Let's hit even closer to our hearts. The Wildcats are no football powerhouse, to be sure. There are some who feel they've never truly fit in the Big Ten, what with their snooty, private school image, low enrollment (around 8,000) and smallest-in-the-Big-Ten football stadium (47,000). And yet, Coach "Fitz" has the Wildcats knocking on the door of a -- brace yourself -- ten win season. They are 8-3 this year with Illinois and a bowl game remaining. Sure, they turn back into the Mildcats come bowl season (haven't won a bowl in over 60 years), but they fact remains, they're seemingly always bowl eligible anymore (six straight years and nine of the last ten) and Fitzgerald has won at least eight games three times in his seven seasons. Not incredible, I realize, but not shabby, either.
Fitzgerald is a good comparison in another way, too, in that he has only had one bad season in Evanston, which was his first one, when he went 4-8. Every single other season he's had has been a bowl eligible season. Legendary success? No. But putting them in a position where a few breaks gets them into a conference title game or a top tier bowl?

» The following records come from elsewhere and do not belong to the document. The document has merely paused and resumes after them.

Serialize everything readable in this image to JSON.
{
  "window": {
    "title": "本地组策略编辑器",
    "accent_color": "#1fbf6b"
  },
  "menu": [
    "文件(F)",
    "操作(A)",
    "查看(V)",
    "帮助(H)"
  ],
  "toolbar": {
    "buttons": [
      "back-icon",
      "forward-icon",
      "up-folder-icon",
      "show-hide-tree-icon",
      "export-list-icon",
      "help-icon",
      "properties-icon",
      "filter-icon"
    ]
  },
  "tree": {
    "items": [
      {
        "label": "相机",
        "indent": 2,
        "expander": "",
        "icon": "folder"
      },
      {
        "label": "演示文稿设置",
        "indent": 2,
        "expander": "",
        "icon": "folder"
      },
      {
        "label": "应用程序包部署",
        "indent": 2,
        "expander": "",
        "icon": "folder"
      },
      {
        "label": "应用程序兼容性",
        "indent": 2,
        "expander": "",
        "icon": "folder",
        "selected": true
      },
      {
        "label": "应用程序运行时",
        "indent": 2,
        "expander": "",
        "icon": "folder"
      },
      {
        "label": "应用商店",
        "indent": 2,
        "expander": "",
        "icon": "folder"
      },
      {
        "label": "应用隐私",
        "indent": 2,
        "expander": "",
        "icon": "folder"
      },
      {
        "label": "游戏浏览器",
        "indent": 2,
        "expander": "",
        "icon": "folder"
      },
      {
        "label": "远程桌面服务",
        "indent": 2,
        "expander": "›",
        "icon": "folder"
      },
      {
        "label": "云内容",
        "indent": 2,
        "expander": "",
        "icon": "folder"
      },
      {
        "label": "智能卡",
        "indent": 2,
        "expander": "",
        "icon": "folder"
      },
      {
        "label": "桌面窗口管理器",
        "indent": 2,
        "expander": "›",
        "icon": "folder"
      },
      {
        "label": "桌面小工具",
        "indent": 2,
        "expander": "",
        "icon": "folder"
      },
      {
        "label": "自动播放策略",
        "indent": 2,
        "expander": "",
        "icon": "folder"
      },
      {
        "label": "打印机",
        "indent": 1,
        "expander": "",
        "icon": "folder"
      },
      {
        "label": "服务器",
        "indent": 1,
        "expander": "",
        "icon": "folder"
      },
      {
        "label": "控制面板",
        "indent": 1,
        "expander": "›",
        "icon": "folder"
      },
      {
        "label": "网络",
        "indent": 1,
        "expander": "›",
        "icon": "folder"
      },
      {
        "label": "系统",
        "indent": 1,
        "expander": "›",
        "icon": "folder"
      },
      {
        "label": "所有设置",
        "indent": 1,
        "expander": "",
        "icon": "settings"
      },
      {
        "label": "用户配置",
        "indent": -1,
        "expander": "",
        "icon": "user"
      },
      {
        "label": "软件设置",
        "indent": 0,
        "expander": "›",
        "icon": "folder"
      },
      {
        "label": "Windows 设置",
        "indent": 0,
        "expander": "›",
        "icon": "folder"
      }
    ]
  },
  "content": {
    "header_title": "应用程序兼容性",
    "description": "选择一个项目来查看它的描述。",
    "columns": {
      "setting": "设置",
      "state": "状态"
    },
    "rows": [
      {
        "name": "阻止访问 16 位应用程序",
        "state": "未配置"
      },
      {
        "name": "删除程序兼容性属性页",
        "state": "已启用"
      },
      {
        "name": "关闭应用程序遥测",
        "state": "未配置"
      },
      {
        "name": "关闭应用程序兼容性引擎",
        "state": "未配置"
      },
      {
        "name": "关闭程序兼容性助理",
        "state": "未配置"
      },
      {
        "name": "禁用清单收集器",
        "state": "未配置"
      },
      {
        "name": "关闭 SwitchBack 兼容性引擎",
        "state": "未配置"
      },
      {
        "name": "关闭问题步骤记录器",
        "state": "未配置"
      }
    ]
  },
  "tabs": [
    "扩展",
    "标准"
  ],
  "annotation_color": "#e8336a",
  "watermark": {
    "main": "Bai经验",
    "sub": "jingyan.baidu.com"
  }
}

It certainly improves the odds, let's leave it at that.
My final example is the Cardinal, a proud school with high academic standards that has managed to become a power player in the Pac 12. Standford has had a lot of mediocrity in their history -- more than Purdue, some might conclude. And yet, with the right coach (Jim Harbaugh), they quickly built a program that not only wins, it wins huge.
Stanford is about to have its third straight double-digit win season, assuming they can either beat UCLA or their bowl opponent. They're also going to play their fifth top-15 team this season, and they've already beaten #1 (Oregon, last weekend), #2 (USC, September 15) and #13 (Oregon State, two weeks ago), while very nearly beating current #1 Notre Dame in South Bend on October 13. That, my friends, is a program on the rise.
In closing, I'd like to say once again that I do not want to hear it cannot be done. It can be done, my fellow Boilermakers. It can and it should be done. I realize these aren't all perfect apples-to-apples comparisons -- that's why I provided five of them. These are programs that for whatever reason have the odds stacked against them in today's college football landscape, yet find creative ways to be successful -- some to extreme levels that even dreamy fans probably didn't dream of.
At Purdue, we want swagger back. We want excitement back. We want players and coaches who want to be here and who aren't interested in excuses. We want to see effort, preparation and creativity. You provide those ingredients and the fans will show -- as they have before -- that they will come into Ross-Ade and make even that marginal stadium a true home field advantage.
Make it happen, Purdue. We're all ready.